The last two segments in NPR’s Afterlife series have been posted. Judaism and Catholicism join the worldviews we’ve discussed already, for a total of five interviews and one public opinion poll. After this, we’ll do one more post – presenting the Bible’s teachings about the afterlife – and then call it a wrap!
The interesting thing about Judaism is that, although they have a concept of the afterlife, it isn’t very developed. The Hebrew scriptures say very little about what comes after death. Rabbi Joseph Telushkin’s concept of the afterlife demonstrates this very clearly.
Telushkin’s belief in the afterlife is predicated upon a logical argument: God is just; the treatment we receive in this life is not just; therefore there must be something after this life to rectify the injustice we saw in this life. He shares some Judaic speculation about the afterlife – some mystic branches of Judaism, for example, believe in a form of reincarnation. But there’s nothing really sound or sure about it.
Telushkin excuses the silence of his scriptures because, he says, “the moment people start getting fixated on an afterlife, it can have the effect of diverting their attention from their work in this world.” But we have the same Scriptures they do, in the Old Testament; why does the Bible’s perspective on the afterlife shift, by the New Testament?
One of the differences between the Old Covenant and the New Covenant is the way God revealed His plan for salvation. In the Old Covenant, God revealed His will in types and shadows, pictures if you will of the truth to come – the sacrificial system, the temple, the high priest, even the Jewish nation as His chosen people.
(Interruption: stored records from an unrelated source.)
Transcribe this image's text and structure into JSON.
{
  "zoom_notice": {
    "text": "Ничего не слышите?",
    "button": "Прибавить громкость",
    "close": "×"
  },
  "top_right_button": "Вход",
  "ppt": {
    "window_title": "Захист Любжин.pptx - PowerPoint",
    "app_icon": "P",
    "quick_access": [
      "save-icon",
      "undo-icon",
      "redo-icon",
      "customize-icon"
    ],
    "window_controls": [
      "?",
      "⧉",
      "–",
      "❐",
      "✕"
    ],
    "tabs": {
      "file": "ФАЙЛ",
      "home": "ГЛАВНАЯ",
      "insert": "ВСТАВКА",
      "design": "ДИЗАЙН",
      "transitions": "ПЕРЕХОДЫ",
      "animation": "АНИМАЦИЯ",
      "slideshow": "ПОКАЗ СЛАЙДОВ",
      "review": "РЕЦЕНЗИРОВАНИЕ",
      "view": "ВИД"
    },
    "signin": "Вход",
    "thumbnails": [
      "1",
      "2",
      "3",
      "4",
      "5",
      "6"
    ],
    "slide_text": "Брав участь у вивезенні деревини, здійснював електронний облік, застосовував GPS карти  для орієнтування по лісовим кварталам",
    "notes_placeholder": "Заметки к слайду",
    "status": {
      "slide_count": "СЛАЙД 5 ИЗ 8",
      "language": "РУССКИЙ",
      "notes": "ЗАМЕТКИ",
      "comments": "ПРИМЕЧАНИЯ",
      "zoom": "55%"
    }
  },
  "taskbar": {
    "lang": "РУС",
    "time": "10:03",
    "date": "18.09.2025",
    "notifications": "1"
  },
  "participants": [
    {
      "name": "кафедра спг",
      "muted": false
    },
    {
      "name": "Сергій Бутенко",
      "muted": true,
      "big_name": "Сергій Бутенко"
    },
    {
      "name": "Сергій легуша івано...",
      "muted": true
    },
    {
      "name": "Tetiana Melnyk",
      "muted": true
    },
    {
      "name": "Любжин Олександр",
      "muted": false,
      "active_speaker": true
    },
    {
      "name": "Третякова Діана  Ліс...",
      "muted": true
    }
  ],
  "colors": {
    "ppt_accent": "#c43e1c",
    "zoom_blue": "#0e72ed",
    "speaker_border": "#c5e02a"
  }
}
These are all symbols of spiritual realities, later revealed explicitly in the New Testament.
This is why some things, like the afterlife, weren’t as clear in the Old Testament scriptures as others – not because they weren’t still true, but because God was revealing His redemptive plan in stages. The New Testament expands upon and explains the pictures and symbols of the Old Testament. This is what Judaism is missing, that Christ completes.
Catholic theologian Mary Catherine Hilkert is the last interviewee in the series. She’s a professor at Notre Dame and a Dominican Sister of Peace, according to NPR’s article, so you’d think she’d be a good representative of Catholicism. I’m no expert on the Roman Catholic dogma on the subject, but it seems like there are some pretty standard things that seem to be missing – like purgatory, or limbo.
Throughout the interview Hilkert presents her own speculations about the afterlife, rather than trying to present either the traditional Roman Catholic position or the Biblical position. At one point NPR’s Siegel says, and she agrees, that the whole interview is just sheer speculation. There’s no sense of being able to know for sure any truth about the afterlife.
I know I don’t agree with most of the Roman Catholic position on the afterlife, but I’m a little disappointed that we didn’t get to see it. The interviewees in this series all seem to represent the liberal sides of their respective faiths (with the possible exception of the rabbi – I don’t know enough about the varieties of Judaism to be able to say). It would have been nice to see a broader perspective from the interviews, but you can only expect so much from the media.
Well, we’ll be doing our small part. The next post in this series will present the Bible’s perspective on the afterlife. Stay tuned!